# Problem to solve
Below are some records. Say how many of their lines include the string "screenshot", giving only the number.

# Provided records
▼

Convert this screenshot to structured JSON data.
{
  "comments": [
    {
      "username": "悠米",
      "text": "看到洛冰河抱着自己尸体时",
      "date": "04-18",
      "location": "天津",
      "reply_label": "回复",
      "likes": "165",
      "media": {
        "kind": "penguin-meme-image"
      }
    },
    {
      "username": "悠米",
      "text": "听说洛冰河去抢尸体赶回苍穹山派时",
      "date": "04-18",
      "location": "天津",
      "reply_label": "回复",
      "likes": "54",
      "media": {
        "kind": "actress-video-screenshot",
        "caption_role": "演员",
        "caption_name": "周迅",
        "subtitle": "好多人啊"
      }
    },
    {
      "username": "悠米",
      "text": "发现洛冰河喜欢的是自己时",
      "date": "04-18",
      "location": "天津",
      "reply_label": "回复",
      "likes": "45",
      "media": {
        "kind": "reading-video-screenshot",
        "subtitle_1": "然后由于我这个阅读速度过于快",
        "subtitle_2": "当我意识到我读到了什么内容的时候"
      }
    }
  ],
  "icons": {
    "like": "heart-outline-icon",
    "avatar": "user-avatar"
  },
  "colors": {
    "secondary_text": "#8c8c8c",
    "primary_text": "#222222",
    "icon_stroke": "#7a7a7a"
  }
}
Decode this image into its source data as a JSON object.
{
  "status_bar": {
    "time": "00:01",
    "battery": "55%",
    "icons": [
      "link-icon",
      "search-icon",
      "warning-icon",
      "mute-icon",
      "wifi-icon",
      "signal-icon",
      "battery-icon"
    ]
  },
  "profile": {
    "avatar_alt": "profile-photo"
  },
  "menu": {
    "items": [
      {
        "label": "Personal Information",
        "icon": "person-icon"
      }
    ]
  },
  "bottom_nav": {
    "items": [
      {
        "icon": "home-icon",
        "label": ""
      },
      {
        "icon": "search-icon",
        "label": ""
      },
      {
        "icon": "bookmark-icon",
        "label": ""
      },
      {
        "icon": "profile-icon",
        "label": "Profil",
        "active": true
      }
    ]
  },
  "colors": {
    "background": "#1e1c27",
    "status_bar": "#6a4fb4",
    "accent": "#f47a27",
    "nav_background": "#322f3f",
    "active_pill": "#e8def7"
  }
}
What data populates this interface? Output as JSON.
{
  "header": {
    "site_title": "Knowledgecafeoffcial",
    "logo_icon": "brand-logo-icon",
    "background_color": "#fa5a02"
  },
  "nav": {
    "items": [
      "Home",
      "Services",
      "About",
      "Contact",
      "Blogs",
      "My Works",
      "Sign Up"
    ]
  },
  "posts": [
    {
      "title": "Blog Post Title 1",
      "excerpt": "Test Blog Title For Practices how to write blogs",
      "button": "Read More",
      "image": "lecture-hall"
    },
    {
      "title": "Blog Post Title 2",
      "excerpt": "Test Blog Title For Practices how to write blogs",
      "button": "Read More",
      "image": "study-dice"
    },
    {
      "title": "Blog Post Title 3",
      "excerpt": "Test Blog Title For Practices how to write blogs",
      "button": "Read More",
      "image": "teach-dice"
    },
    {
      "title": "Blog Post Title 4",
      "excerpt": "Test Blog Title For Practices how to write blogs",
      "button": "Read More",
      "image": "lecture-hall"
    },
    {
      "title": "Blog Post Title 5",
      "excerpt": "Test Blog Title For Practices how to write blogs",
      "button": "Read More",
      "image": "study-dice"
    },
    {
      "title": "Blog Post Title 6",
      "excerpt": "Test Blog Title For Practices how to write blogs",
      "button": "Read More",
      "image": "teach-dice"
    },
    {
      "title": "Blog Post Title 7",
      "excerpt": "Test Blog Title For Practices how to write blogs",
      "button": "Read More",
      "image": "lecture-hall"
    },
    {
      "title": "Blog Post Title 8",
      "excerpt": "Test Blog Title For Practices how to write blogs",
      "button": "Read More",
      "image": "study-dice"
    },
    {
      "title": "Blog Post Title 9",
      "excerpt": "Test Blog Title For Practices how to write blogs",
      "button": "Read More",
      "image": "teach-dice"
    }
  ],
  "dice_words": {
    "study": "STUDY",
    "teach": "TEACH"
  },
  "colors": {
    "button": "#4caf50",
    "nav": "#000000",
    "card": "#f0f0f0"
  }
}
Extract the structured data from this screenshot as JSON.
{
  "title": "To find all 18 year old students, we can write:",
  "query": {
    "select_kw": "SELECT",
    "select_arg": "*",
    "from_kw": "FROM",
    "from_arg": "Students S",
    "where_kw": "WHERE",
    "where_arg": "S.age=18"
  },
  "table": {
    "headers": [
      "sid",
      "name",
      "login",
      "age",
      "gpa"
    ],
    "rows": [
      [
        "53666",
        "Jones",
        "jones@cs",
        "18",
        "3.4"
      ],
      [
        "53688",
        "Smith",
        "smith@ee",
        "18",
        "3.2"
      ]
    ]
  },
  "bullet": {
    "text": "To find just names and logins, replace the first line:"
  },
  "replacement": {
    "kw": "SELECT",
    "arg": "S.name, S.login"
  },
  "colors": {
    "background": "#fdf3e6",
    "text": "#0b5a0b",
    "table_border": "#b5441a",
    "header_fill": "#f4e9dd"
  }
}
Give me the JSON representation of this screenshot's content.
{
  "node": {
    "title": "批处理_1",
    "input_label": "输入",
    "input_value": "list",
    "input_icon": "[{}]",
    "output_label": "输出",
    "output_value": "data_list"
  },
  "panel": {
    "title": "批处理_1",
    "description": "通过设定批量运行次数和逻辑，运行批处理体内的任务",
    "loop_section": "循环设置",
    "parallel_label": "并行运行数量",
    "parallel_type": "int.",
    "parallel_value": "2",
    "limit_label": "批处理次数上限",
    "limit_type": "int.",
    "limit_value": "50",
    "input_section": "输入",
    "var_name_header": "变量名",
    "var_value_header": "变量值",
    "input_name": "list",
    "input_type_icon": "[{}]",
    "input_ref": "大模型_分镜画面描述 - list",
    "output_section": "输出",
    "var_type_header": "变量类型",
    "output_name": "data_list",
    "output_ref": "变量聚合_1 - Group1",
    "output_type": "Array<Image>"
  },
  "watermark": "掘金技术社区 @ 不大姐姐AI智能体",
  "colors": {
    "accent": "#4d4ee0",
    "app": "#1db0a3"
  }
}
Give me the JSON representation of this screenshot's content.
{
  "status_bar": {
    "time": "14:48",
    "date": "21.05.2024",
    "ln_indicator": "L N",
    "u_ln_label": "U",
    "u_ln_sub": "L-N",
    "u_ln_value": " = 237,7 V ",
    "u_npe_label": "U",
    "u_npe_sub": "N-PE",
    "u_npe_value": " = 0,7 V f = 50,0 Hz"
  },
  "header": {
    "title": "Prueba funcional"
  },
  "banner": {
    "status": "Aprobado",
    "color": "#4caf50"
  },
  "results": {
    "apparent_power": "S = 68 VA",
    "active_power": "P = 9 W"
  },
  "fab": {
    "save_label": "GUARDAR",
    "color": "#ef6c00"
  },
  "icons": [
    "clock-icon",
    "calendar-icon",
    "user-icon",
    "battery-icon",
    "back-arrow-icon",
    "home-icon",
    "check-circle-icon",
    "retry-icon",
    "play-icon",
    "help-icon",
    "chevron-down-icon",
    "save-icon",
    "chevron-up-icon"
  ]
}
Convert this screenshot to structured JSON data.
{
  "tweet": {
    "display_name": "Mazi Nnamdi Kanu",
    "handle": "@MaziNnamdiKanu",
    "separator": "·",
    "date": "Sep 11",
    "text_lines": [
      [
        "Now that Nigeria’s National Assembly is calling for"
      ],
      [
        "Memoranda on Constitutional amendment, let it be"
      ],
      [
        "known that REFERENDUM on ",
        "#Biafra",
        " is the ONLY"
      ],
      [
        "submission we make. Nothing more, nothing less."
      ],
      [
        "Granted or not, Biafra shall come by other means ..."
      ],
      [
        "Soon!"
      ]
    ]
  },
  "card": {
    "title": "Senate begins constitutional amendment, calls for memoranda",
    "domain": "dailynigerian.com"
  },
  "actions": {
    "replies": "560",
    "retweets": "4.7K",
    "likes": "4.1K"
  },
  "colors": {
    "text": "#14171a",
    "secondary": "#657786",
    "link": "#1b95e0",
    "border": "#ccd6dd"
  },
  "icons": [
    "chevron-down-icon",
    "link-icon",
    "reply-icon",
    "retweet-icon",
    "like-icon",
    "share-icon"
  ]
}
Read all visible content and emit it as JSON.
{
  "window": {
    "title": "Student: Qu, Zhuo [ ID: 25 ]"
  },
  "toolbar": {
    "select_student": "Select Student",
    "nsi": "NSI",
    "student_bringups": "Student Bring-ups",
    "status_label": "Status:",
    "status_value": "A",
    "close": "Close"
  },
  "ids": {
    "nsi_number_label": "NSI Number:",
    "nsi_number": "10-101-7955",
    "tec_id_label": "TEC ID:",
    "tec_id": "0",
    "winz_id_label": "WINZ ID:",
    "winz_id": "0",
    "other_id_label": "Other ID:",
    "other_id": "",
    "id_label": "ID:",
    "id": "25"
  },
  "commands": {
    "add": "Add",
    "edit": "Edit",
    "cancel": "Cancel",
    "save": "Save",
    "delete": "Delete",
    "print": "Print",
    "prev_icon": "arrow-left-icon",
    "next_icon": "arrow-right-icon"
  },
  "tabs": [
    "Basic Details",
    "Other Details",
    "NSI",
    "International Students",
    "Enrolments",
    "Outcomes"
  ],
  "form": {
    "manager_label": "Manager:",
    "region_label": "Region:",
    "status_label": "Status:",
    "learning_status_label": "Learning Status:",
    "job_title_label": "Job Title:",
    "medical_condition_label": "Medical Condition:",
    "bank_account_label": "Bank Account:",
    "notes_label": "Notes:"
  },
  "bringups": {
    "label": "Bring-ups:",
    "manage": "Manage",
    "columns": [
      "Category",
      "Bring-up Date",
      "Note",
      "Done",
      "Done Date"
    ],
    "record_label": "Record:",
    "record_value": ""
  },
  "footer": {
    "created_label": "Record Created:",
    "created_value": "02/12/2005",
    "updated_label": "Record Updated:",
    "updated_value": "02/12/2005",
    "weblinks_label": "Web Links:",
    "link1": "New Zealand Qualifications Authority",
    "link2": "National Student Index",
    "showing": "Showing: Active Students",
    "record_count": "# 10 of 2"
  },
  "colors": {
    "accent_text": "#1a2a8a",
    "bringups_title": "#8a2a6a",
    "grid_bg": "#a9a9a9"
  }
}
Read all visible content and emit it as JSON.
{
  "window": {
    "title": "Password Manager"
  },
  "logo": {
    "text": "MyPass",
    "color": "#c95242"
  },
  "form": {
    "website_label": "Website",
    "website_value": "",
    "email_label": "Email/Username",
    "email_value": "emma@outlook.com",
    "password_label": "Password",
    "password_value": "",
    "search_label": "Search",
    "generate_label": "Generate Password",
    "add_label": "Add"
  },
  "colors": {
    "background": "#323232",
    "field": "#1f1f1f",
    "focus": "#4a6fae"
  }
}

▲

# Task result
7